> _ACTION ITEM_
Show each line in the listing below that contains the word "Shop".

****************************************

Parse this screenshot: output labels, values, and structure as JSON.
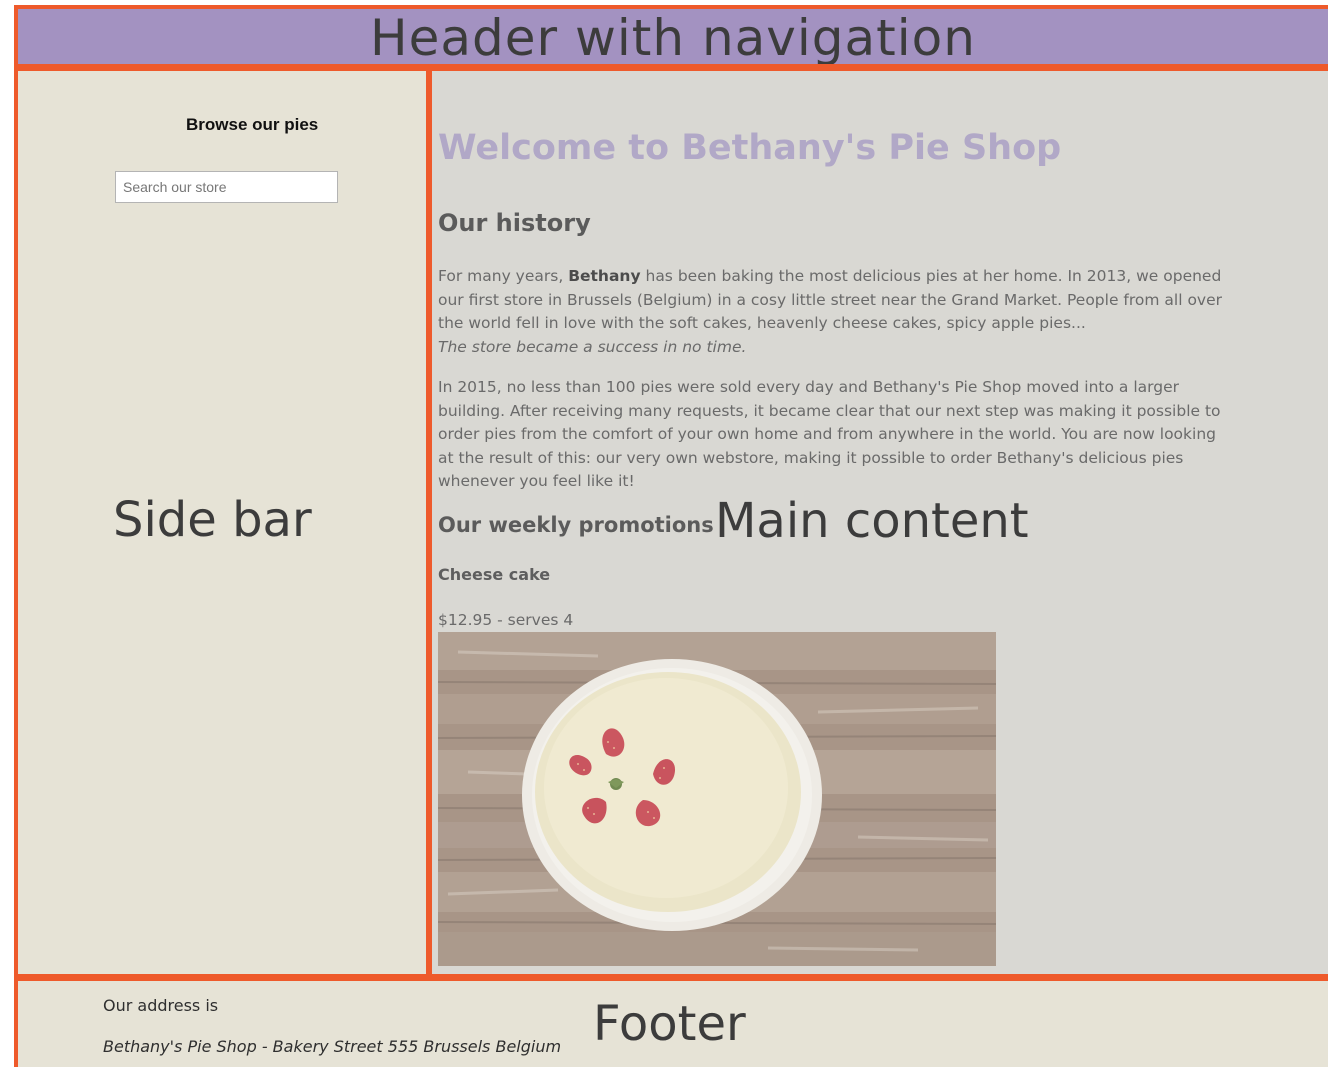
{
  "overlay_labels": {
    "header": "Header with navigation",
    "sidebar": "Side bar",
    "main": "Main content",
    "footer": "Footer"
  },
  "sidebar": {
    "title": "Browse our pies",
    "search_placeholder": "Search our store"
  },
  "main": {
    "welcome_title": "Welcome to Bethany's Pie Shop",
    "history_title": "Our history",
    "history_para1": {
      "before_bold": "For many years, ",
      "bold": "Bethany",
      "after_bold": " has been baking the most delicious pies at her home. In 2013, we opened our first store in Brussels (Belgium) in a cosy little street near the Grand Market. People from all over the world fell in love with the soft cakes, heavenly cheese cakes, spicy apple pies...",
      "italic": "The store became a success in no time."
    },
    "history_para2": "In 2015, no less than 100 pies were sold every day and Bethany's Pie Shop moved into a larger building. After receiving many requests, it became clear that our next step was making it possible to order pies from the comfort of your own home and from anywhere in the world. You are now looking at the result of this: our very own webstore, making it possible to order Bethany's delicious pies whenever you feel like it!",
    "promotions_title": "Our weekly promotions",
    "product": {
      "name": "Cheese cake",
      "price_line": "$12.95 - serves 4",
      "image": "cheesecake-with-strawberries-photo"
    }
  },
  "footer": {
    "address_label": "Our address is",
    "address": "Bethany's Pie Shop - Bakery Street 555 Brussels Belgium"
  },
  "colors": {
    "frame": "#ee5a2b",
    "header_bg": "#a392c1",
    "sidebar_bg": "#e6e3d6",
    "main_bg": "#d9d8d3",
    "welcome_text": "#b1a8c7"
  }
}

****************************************

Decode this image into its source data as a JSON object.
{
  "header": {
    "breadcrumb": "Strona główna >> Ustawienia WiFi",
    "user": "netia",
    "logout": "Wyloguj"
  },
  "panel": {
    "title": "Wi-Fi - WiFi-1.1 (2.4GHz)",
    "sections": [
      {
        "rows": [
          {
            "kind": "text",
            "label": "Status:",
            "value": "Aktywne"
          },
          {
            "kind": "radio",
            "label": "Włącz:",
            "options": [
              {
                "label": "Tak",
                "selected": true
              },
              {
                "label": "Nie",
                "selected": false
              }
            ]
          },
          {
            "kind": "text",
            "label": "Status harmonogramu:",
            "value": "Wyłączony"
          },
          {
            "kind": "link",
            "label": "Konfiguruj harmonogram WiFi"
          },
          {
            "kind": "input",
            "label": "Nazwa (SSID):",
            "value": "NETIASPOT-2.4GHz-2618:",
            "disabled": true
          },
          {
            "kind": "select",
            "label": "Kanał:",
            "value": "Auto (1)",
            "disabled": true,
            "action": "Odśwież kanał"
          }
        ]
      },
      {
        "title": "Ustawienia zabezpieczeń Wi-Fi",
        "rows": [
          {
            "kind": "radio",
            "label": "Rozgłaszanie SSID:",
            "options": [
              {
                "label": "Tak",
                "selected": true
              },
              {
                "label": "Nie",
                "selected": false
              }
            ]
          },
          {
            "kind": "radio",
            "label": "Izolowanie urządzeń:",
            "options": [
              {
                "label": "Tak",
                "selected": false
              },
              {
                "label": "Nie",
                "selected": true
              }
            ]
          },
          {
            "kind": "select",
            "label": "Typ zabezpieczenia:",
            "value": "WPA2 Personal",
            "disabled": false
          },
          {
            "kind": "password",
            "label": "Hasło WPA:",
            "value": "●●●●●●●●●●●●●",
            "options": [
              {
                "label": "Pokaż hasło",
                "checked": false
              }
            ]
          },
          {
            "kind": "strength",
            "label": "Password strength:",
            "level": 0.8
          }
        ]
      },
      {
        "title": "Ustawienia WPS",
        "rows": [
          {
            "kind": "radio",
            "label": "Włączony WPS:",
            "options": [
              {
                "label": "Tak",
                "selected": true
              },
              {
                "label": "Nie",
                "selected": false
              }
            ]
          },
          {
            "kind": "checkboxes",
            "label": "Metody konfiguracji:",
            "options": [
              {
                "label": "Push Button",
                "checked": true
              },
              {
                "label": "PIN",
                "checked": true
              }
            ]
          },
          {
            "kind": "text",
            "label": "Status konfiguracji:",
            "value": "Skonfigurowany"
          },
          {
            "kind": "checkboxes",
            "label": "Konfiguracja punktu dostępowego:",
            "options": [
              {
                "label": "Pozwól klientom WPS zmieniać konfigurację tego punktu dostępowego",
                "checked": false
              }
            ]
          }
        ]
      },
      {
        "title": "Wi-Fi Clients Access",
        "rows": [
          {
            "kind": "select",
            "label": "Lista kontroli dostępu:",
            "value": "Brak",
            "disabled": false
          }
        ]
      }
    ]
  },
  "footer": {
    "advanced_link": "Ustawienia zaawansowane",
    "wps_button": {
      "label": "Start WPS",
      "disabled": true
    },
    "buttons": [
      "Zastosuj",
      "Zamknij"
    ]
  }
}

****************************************

> _SOLUTION_
    "welcome_title": "Welcome to Bethany's Pie Shop",
    "history_para2": "In 2015, no less than 100 pies were sold every day and Bethany's Pie Shop moved into a larger building. After receiving many requests, it became clear that our next step was making it possible to order pies from the comfort of your own home and from anywhere in the world. You are now looking at the result of this: our very own webstore, making it possible to order Bethany's delicious pies whenever you feel like it!",
    "address": "Bethany's Pie Shop - Bakery Street 555 Brussels Belgium"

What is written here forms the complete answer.